The process of de-stigmatizing mental illnesses in a community and providing treatment to those who are suffering requires a strong nexus of partners to make progress in a holistic manner. Initially, getting different stakeholders together was difficult because of the lack of awareness and resources in the field of mental healthcare. But the project found its footing once it established a network of support from NIMHANS doctors who treated the patients at health camps, Primary Healthcare Centre doctors and the ASHA workers. On their visit, the TLLLF team along with APD and the project partners discussed the impact that was made by the program. Were beneficiaries able to access the free psychiatric drugs? Did the program help in reducing the distance patients had to travel to get treatment? During these discussions, the TLLLF team observed that even amongst the partners, there was an increased sense of support and responsiveness towards mental health aid.

The next leg of the visit took the TLLLF team to the village of Bilichodu where they met a support group that included 15 patients and caregivers. Ujjala Padukone, Deepika Padukone’s mother, being a caregiver herself, was also present in the discussion to share her experiences with the group and encouraged others to share their stories and concerns about their family members. While the discussion revolved around the importance of opening up and seeking help, the team brought about a forward-looking attitude within the group by discussing future possibilities in employment and livelihood options available for the patients.

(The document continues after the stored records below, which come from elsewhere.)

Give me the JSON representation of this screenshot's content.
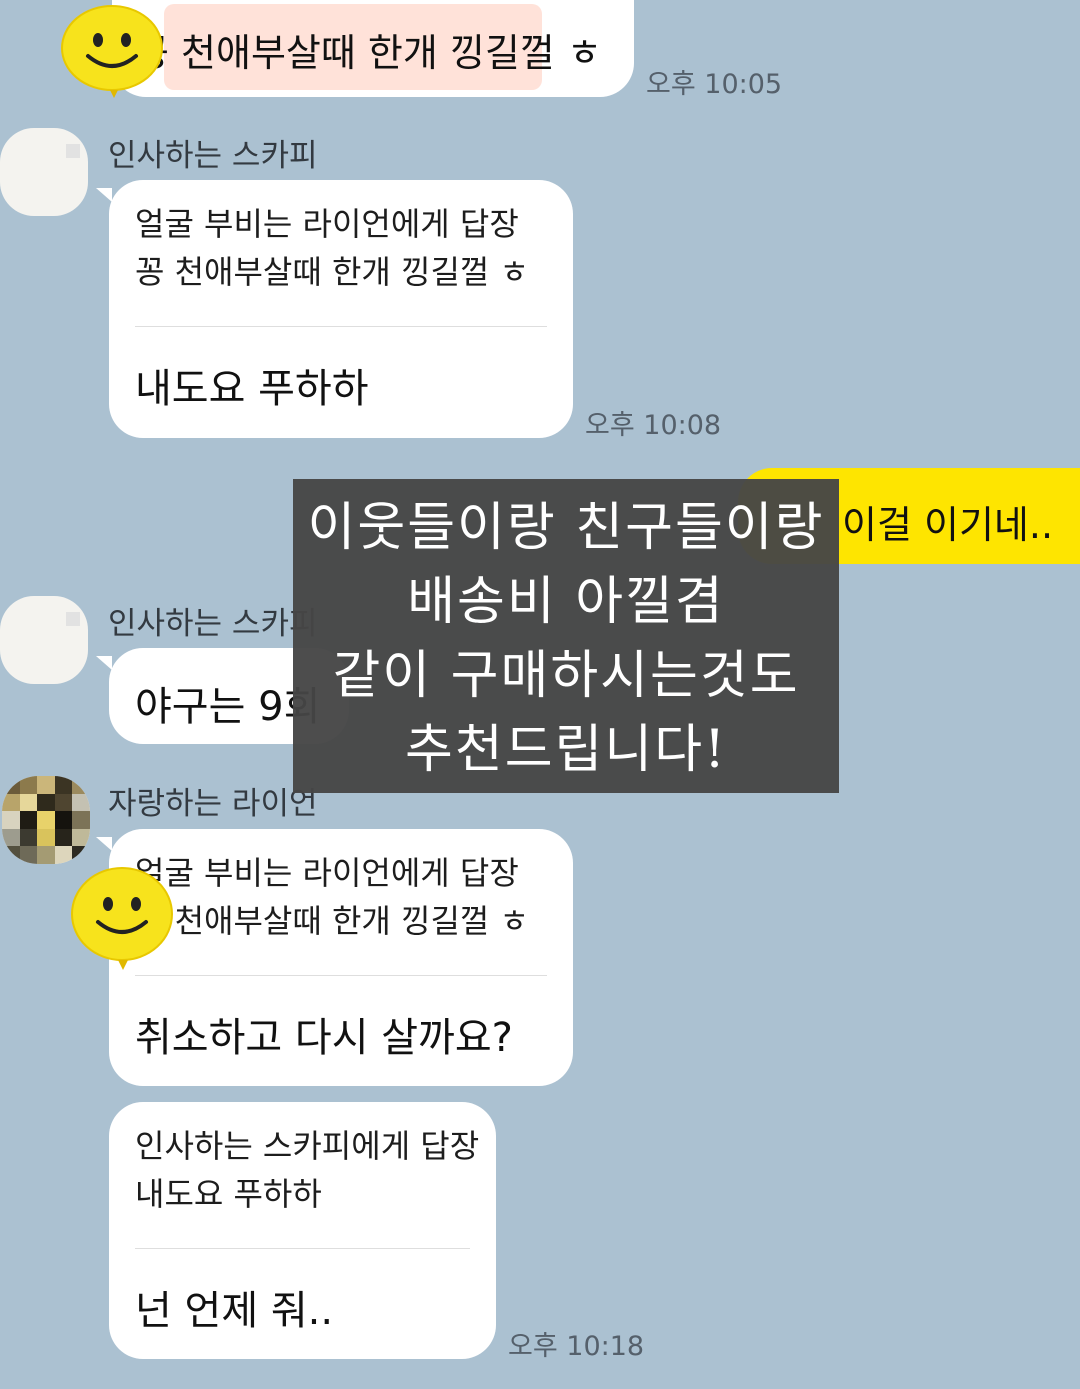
{
  "messages": {
    "m1": {
      "text": "꽁 천애부살때 한개 낑길껄 ㅎ",
      "time": "오후 10:05"
    },
    "m2": {
      "sender": "인사하는 스카피",
      "reply_to": "얼굴 부비는 라이언에게 답장",
      "quoted": "꽁 천애부살때 한개 낑길껄 ㅎ",
      "text": "내도요 푸하하",
      "time": "오후 10:08"
    },
    "m3": {
      "text": "이걸 이기네.."
    },
    "m4": {
      "sender": "인사하는 스카피",
      "text": "야구는 9회"
    },
    "m5": {
      "sender": "자랑하는 라이언",
      "reply_to": "얼굴 부비는 라이언에게 답장",
      "quoted": "꽁 천애부살때 한개 낑길껄 ㅎ",
      "text": "취소하고 다시 살까요?"
    },
    "m6": {
      "reply_to": "인사하는 스카피에게 답장",
      "quoted": "내도요 푸하하",
      "text": "넌 언제 줘..",
      "time": "오후 10:18"
    }
  },
  "caption": {
    "lines": [
      "이웃들이랑 친구들이랑",
      "배송비 아낄겸",
      "같이 구매하시는것도",
      "추천드립니다!"
    ]
  },
  "icons": {
    "sticker": "smiley-balloon-icon"
  },
  "colors": {
    "background": "#abc1d1",
    "my_bubble": "#fee500",
    "their_bubble": "#ffffff",
    "caption_box": "#464646"
  }
}
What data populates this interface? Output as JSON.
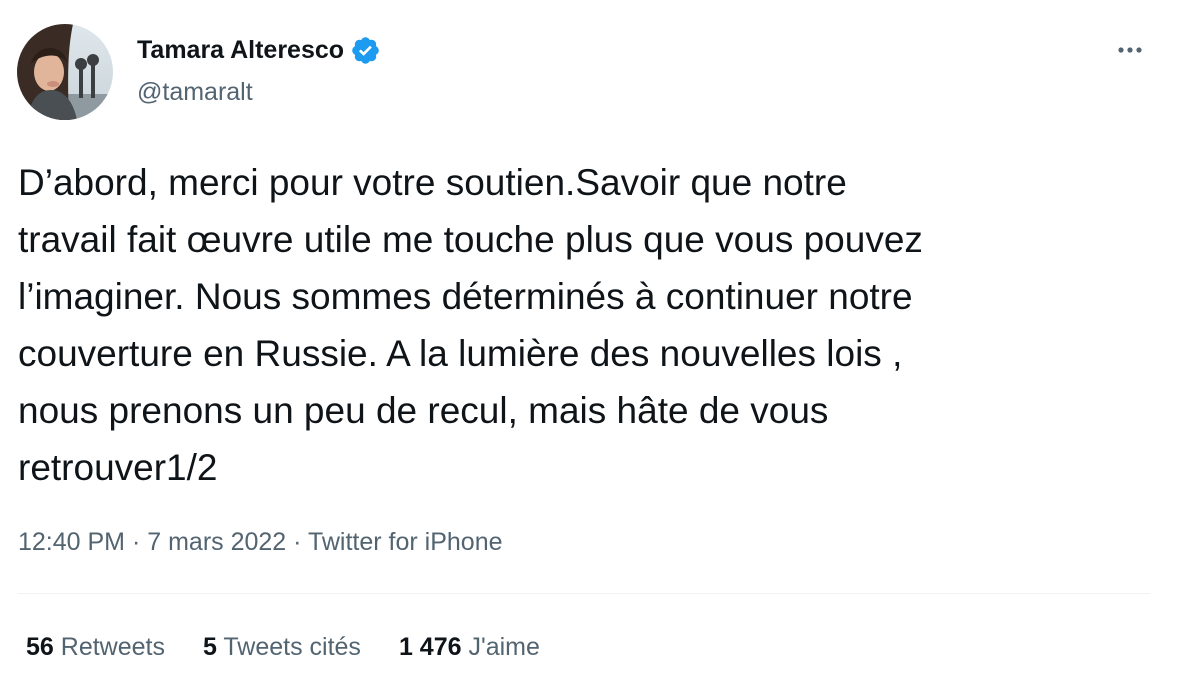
{
  "author": {
    "name": "Tamara Alteresco",
    "handle": "@tamaralt",
    "verified_icon": "verified-badge-icon",
    "avatar_icon": "profile-photo"
  },
  "tweet": {
    "text": "D’abord, merci pour votre soutien.Savoir que notre\ntravail fait œuvre utile me touche plus que vous pouvez\nl’imaginer. Nous sommes déterminés à continuer notre\ncouverture en Russie. A la lumière des nouvelles lois ,\nnous prenons un peu de recul, mais hâte de vous\nretrouver1/2",
    "time": "12:40 PM",
    "separator": " · ",
    "date": "7 mars 2022",
    "source": "Twitter for iPhone"
  },
  "stats": {
    "retweets_count": "56",
    "retweets_label": " Retweets",
    "quotes_count": "5",
    "quotes_label": " Tweets cités",
    "likes_count": "1 476",
    "likes_label": " J'aime"
  },
  "more_icon": "more-dots-icon",
  "colors": {
    "text_primary": "#0f1419",
    "text_secondary": "#536471",
    "verified_blue": "#1d9bf0",
    "divider": "#eff3f4"
  }
}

As the TLLLF team honoured World Mental Health day, 2017 by visiting families, engaging with support groups and reviewing the successes and the challenges in rural mental healthcare, they noticed how the conversation, that was once difficult to start, now had characteristics of support, openness and a positive outlook towards the future. To continue this momentum, the organisation charted out the next steps that will further enrich the dialogue surrounding mental health, in both urban and rural areas. The steps include increasing research on mental health, enhancing the role of social media to drive awareness and decrease stigma and expanding their current programs. To know more, see here.

This article was produced by the Scroll marketing team on behalf of The Live Love Laugh Foundation and not by the Scroll editorial team.